MINNEAPOLIS — Standing in her living room, Allysza Castile lists off the names of black men who have been killed by police. And then she adds another, her brother’s: Philando Castile.

“I’m scared of the police,” she said. On a table next to the front door, she keeps a black 9-millimeter handgun for protection. “They’re slaying us like animals.”

A friend called her the night before. Castile’s girlfriend had broadcast video from her phone onto Facebook, streaming the aftermath of the shooting. The police officer had pulled them over for a broken taillight, she said, and then shot Castile as he reached for his identification.

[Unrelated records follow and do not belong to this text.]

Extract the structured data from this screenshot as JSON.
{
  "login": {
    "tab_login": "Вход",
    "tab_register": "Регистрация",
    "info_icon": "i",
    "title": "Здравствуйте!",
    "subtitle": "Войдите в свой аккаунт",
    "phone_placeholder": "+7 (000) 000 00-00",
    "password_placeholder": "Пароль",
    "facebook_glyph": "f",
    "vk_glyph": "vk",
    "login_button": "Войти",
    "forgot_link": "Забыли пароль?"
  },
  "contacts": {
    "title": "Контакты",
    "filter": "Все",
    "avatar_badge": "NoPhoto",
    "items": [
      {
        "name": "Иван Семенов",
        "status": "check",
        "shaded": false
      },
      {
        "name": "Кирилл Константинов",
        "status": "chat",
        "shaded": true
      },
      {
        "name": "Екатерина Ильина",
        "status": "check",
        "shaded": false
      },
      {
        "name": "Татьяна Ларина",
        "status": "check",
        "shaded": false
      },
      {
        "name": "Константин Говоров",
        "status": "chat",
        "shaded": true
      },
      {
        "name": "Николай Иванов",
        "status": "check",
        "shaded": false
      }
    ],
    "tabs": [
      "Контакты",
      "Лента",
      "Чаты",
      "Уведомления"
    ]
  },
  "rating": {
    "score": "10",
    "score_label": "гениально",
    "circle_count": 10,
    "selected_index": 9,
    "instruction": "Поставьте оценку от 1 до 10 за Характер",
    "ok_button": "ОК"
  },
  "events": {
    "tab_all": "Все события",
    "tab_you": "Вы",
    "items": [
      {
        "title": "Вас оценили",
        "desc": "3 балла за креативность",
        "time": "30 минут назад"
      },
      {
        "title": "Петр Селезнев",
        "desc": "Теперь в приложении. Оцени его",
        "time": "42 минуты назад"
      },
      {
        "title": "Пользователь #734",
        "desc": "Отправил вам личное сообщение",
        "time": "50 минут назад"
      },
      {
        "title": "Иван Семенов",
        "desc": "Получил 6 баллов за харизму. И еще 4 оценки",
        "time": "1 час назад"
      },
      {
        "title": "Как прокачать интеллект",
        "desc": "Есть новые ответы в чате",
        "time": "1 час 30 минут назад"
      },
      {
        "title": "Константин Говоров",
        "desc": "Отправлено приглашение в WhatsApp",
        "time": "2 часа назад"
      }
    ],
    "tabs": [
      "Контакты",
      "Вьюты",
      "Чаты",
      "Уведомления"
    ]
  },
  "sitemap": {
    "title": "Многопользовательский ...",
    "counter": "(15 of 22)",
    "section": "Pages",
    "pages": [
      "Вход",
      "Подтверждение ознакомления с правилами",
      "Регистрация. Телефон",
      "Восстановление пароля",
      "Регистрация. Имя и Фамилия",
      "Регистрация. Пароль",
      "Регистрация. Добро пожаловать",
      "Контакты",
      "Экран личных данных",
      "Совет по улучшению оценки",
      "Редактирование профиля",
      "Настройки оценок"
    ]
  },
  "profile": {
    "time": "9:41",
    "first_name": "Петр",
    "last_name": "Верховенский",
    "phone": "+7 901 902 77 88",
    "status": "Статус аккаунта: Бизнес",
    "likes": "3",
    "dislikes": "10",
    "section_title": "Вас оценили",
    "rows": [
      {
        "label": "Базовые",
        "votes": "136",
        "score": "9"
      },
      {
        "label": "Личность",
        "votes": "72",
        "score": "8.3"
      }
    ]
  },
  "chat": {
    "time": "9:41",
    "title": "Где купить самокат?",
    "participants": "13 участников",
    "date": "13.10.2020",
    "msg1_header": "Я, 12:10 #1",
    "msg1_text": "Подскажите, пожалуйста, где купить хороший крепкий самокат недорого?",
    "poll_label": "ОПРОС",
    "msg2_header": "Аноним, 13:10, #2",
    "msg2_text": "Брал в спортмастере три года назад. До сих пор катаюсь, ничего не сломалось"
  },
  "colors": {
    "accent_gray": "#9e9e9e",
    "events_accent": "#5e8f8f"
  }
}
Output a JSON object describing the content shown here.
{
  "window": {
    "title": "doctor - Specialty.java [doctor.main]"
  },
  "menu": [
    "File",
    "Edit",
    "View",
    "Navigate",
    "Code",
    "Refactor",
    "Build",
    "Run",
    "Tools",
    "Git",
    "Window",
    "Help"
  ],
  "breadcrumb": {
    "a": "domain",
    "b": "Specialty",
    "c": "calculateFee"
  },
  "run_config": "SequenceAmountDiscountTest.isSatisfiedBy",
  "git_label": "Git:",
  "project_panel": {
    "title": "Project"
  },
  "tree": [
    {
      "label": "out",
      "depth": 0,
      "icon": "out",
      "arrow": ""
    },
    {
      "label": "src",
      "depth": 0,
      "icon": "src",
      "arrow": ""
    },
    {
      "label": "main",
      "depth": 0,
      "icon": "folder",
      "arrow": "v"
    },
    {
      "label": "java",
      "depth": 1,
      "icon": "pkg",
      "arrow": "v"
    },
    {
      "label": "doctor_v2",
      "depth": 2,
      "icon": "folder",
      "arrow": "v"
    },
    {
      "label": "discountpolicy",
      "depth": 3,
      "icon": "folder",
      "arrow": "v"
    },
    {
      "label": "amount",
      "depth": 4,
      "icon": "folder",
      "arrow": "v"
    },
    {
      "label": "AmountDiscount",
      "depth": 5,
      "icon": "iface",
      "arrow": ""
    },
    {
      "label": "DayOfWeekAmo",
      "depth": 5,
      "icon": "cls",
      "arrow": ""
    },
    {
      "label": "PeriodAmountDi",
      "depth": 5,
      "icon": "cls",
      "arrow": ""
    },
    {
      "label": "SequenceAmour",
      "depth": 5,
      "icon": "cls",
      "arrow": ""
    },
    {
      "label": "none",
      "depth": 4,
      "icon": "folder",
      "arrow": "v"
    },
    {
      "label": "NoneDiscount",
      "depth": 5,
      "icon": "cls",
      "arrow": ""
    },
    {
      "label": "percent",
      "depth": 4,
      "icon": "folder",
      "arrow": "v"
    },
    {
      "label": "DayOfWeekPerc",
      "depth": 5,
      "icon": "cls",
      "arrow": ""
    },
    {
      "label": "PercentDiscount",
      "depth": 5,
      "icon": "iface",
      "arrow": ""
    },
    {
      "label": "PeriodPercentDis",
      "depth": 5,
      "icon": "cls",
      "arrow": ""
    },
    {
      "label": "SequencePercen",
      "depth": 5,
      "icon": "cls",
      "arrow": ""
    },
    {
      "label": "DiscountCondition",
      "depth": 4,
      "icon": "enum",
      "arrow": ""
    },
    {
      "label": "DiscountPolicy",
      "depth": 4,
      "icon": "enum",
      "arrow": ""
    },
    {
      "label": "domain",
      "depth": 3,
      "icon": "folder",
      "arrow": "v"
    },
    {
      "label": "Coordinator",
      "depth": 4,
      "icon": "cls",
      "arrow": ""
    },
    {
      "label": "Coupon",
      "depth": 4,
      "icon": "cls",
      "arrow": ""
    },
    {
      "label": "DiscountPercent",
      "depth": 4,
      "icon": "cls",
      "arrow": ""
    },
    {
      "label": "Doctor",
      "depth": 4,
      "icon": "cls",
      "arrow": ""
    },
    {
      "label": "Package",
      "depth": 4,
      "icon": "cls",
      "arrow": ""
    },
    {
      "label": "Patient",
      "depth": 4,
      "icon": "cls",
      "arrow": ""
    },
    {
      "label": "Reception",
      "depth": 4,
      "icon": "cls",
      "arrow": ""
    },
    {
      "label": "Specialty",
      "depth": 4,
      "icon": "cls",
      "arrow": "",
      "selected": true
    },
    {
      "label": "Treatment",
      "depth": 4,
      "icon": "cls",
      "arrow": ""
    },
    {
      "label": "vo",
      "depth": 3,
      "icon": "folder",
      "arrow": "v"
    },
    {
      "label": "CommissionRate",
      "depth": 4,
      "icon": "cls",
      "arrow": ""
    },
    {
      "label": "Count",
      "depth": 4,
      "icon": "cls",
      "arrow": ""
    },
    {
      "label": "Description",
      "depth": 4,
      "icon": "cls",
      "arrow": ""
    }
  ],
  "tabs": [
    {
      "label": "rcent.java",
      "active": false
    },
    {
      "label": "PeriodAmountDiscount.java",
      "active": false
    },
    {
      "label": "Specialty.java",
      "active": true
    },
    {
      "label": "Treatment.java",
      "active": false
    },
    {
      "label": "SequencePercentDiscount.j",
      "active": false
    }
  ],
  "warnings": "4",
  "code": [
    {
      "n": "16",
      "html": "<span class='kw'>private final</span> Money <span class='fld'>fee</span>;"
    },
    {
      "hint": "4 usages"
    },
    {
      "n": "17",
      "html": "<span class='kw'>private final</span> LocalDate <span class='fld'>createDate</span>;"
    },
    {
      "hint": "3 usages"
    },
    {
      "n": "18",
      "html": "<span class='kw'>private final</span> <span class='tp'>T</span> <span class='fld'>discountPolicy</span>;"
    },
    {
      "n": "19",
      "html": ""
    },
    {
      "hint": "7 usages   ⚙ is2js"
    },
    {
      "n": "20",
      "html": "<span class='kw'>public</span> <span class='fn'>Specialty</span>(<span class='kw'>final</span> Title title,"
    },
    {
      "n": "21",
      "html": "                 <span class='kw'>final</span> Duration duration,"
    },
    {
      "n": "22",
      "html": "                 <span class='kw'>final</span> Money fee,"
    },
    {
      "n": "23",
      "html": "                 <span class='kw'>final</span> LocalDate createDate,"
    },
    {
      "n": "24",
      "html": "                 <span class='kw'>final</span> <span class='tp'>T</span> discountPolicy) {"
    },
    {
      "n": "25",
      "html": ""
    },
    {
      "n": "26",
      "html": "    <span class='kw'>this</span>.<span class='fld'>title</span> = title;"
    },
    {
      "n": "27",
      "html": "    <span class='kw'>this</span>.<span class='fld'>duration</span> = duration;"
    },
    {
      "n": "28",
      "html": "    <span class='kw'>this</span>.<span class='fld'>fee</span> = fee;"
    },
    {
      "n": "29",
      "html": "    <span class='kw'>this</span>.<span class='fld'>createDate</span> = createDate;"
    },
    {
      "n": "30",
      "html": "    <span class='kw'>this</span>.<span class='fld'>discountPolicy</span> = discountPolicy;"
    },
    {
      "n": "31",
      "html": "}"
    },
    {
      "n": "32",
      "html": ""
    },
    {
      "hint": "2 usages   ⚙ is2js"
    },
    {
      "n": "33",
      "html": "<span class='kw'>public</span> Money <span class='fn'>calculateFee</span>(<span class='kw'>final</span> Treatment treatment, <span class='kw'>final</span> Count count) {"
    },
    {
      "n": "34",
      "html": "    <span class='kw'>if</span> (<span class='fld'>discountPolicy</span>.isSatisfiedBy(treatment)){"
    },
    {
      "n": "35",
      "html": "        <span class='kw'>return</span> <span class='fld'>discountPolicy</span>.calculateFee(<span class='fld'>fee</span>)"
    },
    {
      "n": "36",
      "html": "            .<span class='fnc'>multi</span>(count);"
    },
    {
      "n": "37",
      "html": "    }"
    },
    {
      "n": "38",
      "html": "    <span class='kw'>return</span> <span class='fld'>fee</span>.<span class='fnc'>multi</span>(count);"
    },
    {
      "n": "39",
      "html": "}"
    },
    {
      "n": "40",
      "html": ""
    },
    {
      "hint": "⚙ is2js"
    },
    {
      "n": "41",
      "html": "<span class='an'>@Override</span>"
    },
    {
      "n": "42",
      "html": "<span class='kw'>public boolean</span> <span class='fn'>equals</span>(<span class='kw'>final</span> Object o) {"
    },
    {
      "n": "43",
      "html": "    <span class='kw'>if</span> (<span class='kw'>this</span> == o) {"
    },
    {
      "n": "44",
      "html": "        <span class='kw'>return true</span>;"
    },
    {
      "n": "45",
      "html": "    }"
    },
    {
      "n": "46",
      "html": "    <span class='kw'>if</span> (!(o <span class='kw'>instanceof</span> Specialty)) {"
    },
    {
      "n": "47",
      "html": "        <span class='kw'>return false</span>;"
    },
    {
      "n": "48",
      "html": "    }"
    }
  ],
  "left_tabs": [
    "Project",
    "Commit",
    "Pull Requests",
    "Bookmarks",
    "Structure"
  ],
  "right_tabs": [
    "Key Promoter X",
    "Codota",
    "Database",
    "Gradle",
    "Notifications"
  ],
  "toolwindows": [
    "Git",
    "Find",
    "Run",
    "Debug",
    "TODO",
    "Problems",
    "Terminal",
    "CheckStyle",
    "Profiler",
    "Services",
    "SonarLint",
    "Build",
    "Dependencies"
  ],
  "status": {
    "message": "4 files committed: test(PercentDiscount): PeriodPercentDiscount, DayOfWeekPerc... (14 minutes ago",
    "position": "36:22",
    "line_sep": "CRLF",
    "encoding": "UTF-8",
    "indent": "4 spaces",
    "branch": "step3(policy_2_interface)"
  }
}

Allysza and her mother, Valerie, rushed to the scene in nearby Falcon Heights. They said they learned later that Castile was declared dead at the Hennepin County Medical Center at 9:37 p.m.

The Facebook live video of the aftermath of the police shooting of Philando Castile went down for a few hours. (Jhaan Elker/The Washington Post)

Valerie said that no one from the family has seen his body. No one from the police department, the local, state or federal government has contacted them, she said.

“The man was executed in that car,” Valerie Castile said. “People need to be held accountable for what they do. Just because you have a badge doesn’t mean you won’t be held accountable.”

She said her son was born in 1983 in St. Louis and that the family moved to the Twin Cities a few years later, living in the suburbs to get away from the inner city.

“I wanted to to give my kids opportunity,” Valerie Castile said. “I did everything as a parent to to make sure they were productive citizens and law-abiding citizens.”

Philando Castile died just days before his 33rd birthday, which was coming up on July 16. Known as Phil, he began working at age 13, she said, repairing bicycles for other kids in the neighborhood and later helping to fix broken lawn mowers. He had a job at a Blockbuster video store and then at Target before going to work for the St. Paul public school system in 2002.

“He loved kids even though he didn’t have any of his own,” Valerie Castile said, noting that her son always helped out the children in need in the lunch line. “He’d give them an extra scoop of this and an extra scoop of that.”

She said that he was so dedicated to his job that when his car broke down he paid $50 to take a taxi to work so he could make it in on time.

When friends called after his death, they were in shock.

“Not him, not him,” his mother said. “That was never supposed to be my son. He just didn’t live that type of life.”

Valerie Castile said her son did not use drugs and was not involved with gangs. He owned a firearm to protect the family home, she said.

“He was exercising his right to bear arms,” Valerie said. She believes that after her son was pulled over Wednesday evening, he was reaching for a permit to show the officer that he was carrying his gun legally when the officer shot him. He was shot five times, his mother said.

She said she’d taught her son growing up to always comply with a police officer’s orders; she says he was killed while trying to do so.

“The real terrorists in the United States are here and they are called the police,” Valerie said. “I never thought in a million years my son would be killed by the people supposed to protect and serve.”

She said that she believed the police officer profiled her son because he was black and had his hair in dreadlocks. The mother held a family photo in her hands, a happy moment when she, her son, and her daughter went out for dinner at a Benihana on Mother’s Day. Her son is smiling, wearing rimmed eyeglasses and a crisp blue polo shirt.

She said it’s important that her son’s death not be in vain.

“Once these officers are held accountable for killing black men, maybe it will stop,” Valerie said.

His sister has not slept since the shooting. As she talked about him, she broke down in tears.

“I’m on edge,” she said. “I’m on edge.”